### WHAT IS NEEDED
Word for word, retype every entry in the listing.

+ + + +

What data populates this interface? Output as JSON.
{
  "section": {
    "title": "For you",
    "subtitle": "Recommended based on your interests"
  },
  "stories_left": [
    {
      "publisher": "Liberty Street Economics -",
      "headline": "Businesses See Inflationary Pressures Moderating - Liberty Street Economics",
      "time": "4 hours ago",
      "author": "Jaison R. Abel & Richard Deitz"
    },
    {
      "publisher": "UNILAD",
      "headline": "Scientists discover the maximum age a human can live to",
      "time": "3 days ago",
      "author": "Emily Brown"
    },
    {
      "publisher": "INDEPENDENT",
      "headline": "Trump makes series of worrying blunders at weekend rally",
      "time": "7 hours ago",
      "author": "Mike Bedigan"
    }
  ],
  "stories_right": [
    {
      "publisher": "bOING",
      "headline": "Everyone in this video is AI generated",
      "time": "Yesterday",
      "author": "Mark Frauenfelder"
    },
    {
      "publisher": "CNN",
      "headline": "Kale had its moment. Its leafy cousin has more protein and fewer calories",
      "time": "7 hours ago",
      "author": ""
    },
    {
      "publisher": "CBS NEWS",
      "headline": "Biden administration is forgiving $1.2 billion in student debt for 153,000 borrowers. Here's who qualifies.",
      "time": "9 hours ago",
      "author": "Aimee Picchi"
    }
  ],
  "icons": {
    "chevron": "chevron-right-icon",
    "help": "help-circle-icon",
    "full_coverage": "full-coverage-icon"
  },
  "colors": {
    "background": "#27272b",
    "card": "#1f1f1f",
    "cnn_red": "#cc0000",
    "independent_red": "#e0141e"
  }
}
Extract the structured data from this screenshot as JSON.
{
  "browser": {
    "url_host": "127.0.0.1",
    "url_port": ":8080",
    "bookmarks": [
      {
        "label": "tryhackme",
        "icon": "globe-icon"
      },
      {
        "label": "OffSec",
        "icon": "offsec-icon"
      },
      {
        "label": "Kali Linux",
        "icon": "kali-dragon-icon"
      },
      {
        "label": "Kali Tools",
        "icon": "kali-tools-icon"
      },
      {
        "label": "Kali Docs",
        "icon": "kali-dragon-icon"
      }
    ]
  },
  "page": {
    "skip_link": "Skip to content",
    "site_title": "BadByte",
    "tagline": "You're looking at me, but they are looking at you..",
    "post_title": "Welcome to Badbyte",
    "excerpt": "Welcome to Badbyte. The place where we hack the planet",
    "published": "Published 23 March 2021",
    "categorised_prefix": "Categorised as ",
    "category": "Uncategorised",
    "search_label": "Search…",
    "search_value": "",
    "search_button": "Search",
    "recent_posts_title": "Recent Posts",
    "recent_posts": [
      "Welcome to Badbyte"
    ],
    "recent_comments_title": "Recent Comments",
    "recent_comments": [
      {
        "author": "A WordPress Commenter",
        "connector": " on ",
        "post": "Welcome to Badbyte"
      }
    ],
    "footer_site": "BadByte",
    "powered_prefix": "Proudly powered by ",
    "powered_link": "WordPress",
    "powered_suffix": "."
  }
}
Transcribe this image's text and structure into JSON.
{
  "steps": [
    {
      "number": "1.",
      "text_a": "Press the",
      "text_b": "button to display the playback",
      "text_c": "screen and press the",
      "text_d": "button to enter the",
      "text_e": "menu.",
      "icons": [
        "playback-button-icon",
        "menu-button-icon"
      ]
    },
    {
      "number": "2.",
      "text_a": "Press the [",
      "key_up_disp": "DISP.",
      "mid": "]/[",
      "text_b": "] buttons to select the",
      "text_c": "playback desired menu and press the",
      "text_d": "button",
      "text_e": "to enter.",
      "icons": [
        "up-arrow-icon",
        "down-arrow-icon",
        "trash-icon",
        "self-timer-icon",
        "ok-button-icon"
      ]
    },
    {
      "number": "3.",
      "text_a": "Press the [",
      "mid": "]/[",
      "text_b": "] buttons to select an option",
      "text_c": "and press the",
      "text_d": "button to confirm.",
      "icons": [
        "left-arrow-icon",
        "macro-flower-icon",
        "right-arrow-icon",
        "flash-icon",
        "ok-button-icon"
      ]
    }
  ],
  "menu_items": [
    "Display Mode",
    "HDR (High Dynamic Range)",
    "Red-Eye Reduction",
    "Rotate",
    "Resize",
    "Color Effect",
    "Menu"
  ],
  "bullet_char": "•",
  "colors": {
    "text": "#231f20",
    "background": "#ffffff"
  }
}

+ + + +

### FINAL ANSWER
What data populates this interface? Output as JSON.
{
  "section": {
    "title": "For you",
    "subtitle": "Recommended based on your interests"
  },
  "stories_left": [
    {
      "publisher": "Liberty Street Economics -",
      "headline": "Businesses See Inflationary Pressures Moderating - Liberty Street Economics",
      "time": "4 hours ago",
      "author": "Jaison R. Abel & Richard Deitz"
    },
    {
      "publisher": "UNILAD",
      "headline": "Scientists discover the maximum age a human can live to",
      "time": "3 days ago",
      "author": "Emily Brown"
    },
    {
      "publisher": "INDEPENDENT",
      "headline": "Trump makes series of worrying blunders at weekend rally",
      "time": "7 hours ago",
      "author": "Mike Bedigan"
    }
  ],
  "stories_right": [
    {
      "publisher": "bOING",
      "headline": "Everyone in this video is AI generated",
      "time": "Yesterday",
      "author": "Mark Frauenfelder"
    },
    {
      "publisher": "CNN",
      "headline": "Kale had its moment. Its leafy cousin has more protein and fewer calories",
      "time": "7 hours ago",
      "author": ""
    },
    {
      "publisher": "CBS NEWS",
      "headline": "Biden administration is forgiving $1.2 billion in student debt for 153,000 borrowers. Here's who qualifies.",
      "time": "9 hours ago",
      "author": "Aimee Picchi"
    }
  ],
  "icons": {
    "chevron": "chevron-right-icon",
    "help": "help-circle-icon",
    "full_coverage": "full-coverage-icon"
  },
  "colors": {
    "background": "#27272b",
    "card": "#1f1f1f",
    "cnn_red": "#cc0000",
    "independent_red": "#e0141e"
  }
}
Extract the structured data from this screenshot as JSON.
{
  "browser": {
    "url_host": "127.0.0.1",
    "url_port": ":8080",
    "bookmarks": [
      {
        "label": "tryhackme",
        "icon": "globe-icon"
      },
      {
        "label": "OffSec",
        "icon": "offsec-icon"
      },
      {
        "label": "Kali Linux",
        "icon": "kali-dragon-icon"
      },
      {
        "label": "Kali Tools",
        "icon": "kali-tools-icon"
      },
      {
        "label": "Kali Docs",
        "icon": "kali-dragon-icon"
      }
    ]
  },
  "page": {
    "skip_link": "Skip to content",
    "site_title": "BadByte",
    "tagline": "You're looking at me, but they are looking at you..",
    "post_title": "Welcome to Badbyte",
    "excerpt": "Welcome to Badbyte. The place where we hack the planet",
    "published": "Published 23 March 2021",
    "categorised_prefix": "Categorised as ",
    "category": "Uncategorised",
    "search_label": "Search…",
    "search_value": "",
    "search_button": "Search",
    "recent_posts_title": "Recent Posts",
    "recent_posts": [
      "Welcome to Badbyte"
    ],
    "recent_comments_title": "Recent Comments",
    "recent_comments": [
      {
        "author": "A WordPress Commenter",
        "connector": " on ",
        "post": "Welcome to Badbyte"
      }
    ],
    "footer_site": "BadByte",
    "powered_prefix": "Proudly powered by ",
    "powered_link": "WordPress",
    "powered_suffix": "."
  }
}
Transcribe this image's text and structure into JSON.
{
  "steps": [
    {
      "number": "1.",
      "text_a": "Press the",
      "text_b": "button to display the playback",
      "text_c": "screen and press the",
      "text_d": "button to enter the",
      "text_e": "menu.",
      "icons": [
        "playback-button-icon",
        "menu-button-icon"
      ]
    },
    {
      "number": "2.",
      "text_a": "Press the [",
      "key_up_disp": "DISP.",
      "mid": "]/[",
      "text_b": "] buttons to select the",
      "text_c": "playback desired menu and press the",
      "text_d": "button",
      "text_e": "to enter.",
      "icons": [
        "up-arrow-icon",
        "down-arrow-icon",
        "trash-icon",
        "self-timer-icon",
        "ok-button-icon"
      ]
    },
    {
      "number": "3.",
      "text_a": "Press the [",
      "mid": "]/[",
      "text_b": "] buttons to select an option",
      "text_c": "and press the",
      "text_d": "button to confirm.",
      "icons": [
        "left-arrow-icon",
        "macro-flower-icon",
        "right-arrow-icon",
        "flash-icon",
        "ok-button-icon"
      ]
    }
  ],
  "menu_items": [
    "Display Mode",
    "HDR (High Dynamic Range)",
    "Red-Eye Reduction",
    "Rotate",
    "Resize",
    "Color Effect",
    "Menu"
  ],
  "bullet_char": "•",
  "colors": {
    "text": "#231f20",
    "background": "#ffffff"
  }
}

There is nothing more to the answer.